**Try it:** From first line to last, the records below are to be duplicated exactly.
━━━ Provided data ━━━
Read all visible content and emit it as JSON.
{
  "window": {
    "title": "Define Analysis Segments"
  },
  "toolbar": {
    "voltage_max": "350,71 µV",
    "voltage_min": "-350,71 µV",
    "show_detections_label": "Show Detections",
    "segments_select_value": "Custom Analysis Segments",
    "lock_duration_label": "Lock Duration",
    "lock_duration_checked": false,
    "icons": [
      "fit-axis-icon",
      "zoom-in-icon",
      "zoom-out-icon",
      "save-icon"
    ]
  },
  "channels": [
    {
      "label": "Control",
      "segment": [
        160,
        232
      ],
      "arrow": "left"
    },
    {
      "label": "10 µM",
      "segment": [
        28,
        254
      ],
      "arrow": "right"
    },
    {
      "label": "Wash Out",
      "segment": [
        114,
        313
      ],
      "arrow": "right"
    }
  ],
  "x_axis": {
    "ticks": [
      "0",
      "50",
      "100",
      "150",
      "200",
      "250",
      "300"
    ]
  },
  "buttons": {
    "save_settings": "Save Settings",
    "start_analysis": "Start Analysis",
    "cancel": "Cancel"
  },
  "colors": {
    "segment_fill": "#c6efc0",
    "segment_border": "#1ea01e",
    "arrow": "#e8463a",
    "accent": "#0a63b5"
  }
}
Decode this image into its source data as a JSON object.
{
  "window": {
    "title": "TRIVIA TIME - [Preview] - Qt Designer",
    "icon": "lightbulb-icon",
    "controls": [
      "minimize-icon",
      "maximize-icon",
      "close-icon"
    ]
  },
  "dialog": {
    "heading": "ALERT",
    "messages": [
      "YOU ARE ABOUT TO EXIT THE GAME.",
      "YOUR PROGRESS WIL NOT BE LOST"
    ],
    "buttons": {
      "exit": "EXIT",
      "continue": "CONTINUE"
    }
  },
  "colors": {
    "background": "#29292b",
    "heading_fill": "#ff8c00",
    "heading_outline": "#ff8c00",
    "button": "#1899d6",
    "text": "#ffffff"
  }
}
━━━
**Final answer:**
Read all visible content and emit it as JSON.
{
  "window": {
    "title": "Define Analysis Segments"
  },
  "toolbar": {
    "voltage_max": "350,71 µV",
    "voltage_min": "-350,71 µV",
    "show_detections_label": "Show Detections",
    "segments_select_value": "Custom Analysis Segments",
    "lock_duration_label": "Lock Duration",
    "lock_duration_checked": false,
    "icons": [
      "fit-axis-icon",
      "zoom-in-icon",
      "zoom-out-icon",
      "save-icon"
    ]
  },
  "channels": [
    {
      "label": "Control",
      "segment": [
        160,
        232
      ],
      "arrow": "left"
    },
    {
      "label": "10 µM",
      "segment": [
        28,
        254
      ],
      "arrow": "right"
    },
    {
      "label": "Wash Out",
      "segment": [
        114,
        313
      ],
      "arrow": "right"
    }
  ],
  "x_axis": {
    "ticks": [
      "0",
      "50",
      "100",
      "150",
      "200",
      "250",
      "300"
    ]
  },
  "buttons": {
    "save_settings": "Save Settings",
    "start_analysis": "Start Analysis",
    "cancel": "Cancel"
  },
  "colors": {
    "segment_fill": "#c6efc0",
    "segment_border": "#1ea01e",
    "arrow": "#e8463a",
    "accent": "#0a63b5"
  }
}
Decode this image into its source data as a JSON object.
{
  "window": {
    "title": "TRIVIA TIME - [Preview] - Qt Designer",
    "icon": "lightbulb-icon",
    "controls": [
      "minimize-icon",
      "maximize-icon",
      "close-icon"
    ]
  },
  "dialog": {
    "heading": "ALERT",
    "messages": [
      "YOU ARE ABOUT TO EXIT THE GAME.",
      "YOUR PROGRESS WIL NOT BE LOST"
    ],
    "buttons": {
      "exit": "EXIT",
      "continue": "CONTINUE"
    }
  },
  "colors": {
    "background": "#29292b",
    "heading_fill": "#ff8c00",
    "heading_outline": "#ff8c00",
    "button": "#1899d6",
    "text": "#ffffff"
  }
}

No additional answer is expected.